The effect of bitter leaf (Vernonia amygdalina) compounded diet on the blood glucose level of Clarias gariepinus was investigated. This was done to gauge the possible effect of using bitter leaf in compounded feed in ponds to regulate blood glucose levels in cultured fish. Fish were exposed to 5mg, 10mg and 15mg grounded bitter leaf mixed in 50mg fish feed. The control tank had no bitter leaf in the feed. Each treatment level and control was presented in triplicates. Blood was collected by cardiac puncture two (2) hours after exposure to the bitter leaf feed using a 21’ gauge needles and syringes. Blood samples were tested immediately using a Fine Test® blood tester machine. Result indicates that all exposure concentrations had higher blood glucose levels than the control population. There were however no significant difference (P>0.05; P=0.055, P=0.989) between the control and treatment groups of 5mg and 10mg bitter leaf meal but there is a significant difference (P<0.05; P=0.044) between control and 15mg bitter leaf meal. Therefore it can be concluded that bitter leaf causes elevation of blood sugar and therefore should be used with restraint as it can cause hyperglycemic health complications in fish and perhaps in humans. The assertion that bitter leaf controls hyperglycemia in diabetics in humans may be false and misleading.

Key Words: Bitter leaf, Blood, sugar, glucose, Clarias gariepinus, Vernonia amygdalina

1.0 Introduction

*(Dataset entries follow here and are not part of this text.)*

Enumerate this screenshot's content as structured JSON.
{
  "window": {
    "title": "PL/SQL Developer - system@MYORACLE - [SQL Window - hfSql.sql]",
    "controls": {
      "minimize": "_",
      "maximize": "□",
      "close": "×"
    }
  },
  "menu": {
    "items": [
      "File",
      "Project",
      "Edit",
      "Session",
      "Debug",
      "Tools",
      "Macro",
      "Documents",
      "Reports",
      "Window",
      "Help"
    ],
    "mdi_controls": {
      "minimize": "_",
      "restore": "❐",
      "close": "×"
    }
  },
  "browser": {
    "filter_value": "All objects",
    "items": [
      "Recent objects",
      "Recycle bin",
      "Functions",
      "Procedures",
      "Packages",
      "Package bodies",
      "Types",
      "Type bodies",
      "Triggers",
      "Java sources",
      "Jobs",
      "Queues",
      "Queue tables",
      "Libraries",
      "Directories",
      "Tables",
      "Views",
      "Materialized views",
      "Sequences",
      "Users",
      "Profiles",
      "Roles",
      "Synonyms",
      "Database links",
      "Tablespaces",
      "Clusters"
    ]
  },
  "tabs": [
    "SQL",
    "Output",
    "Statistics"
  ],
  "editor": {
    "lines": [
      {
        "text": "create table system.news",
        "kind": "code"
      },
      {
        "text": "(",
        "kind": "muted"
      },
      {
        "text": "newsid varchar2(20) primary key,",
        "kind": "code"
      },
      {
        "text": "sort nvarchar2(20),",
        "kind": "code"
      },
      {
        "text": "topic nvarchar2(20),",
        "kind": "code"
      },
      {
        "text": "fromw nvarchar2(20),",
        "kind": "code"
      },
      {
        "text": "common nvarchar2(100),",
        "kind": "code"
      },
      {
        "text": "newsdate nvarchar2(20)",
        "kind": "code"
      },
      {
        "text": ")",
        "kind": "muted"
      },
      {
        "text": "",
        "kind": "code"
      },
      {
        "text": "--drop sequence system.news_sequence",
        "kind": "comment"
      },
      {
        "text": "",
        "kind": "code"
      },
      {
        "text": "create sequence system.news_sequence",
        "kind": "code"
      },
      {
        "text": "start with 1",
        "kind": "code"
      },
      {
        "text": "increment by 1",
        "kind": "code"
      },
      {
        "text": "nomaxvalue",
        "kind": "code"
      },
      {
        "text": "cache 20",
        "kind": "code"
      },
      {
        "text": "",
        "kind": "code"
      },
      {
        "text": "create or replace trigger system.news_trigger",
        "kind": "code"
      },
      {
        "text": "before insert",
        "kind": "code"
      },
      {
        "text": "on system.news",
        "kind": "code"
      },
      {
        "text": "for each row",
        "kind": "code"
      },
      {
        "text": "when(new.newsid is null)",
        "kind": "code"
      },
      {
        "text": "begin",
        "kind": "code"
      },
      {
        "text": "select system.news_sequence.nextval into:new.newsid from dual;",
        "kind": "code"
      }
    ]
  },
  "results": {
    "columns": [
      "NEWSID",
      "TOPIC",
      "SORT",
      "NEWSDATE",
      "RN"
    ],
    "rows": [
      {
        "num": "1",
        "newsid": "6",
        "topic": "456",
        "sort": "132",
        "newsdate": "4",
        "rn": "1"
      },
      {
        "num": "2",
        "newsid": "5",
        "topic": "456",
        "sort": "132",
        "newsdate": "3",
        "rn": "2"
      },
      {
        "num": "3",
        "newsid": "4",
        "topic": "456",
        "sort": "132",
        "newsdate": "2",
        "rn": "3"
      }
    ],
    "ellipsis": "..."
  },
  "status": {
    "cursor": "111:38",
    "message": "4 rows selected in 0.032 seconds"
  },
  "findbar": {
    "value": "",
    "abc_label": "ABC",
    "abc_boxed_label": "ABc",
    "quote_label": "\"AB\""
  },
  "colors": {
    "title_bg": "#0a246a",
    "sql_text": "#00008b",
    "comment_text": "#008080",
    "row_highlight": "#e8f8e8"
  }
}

Vernonia amygdalina is a 2-5m tall plant with petiolate leaves of about 6.0mm wide. It is found largely in farmlands, forest, bush fallows, and homes (gardens) in the humid parts of the tropics of many parts of Africa (Echem and Kabari, 2013). It is used mainly in Nigeria as vegetable in the preparation of soups in the Western and Southern parts of the country. It has a bitter taste which is attributed to anti-nutritional factors and phyto-chemicals such as alkaloids, saponins, tannins and glycosides (Sobukola et al., 2006).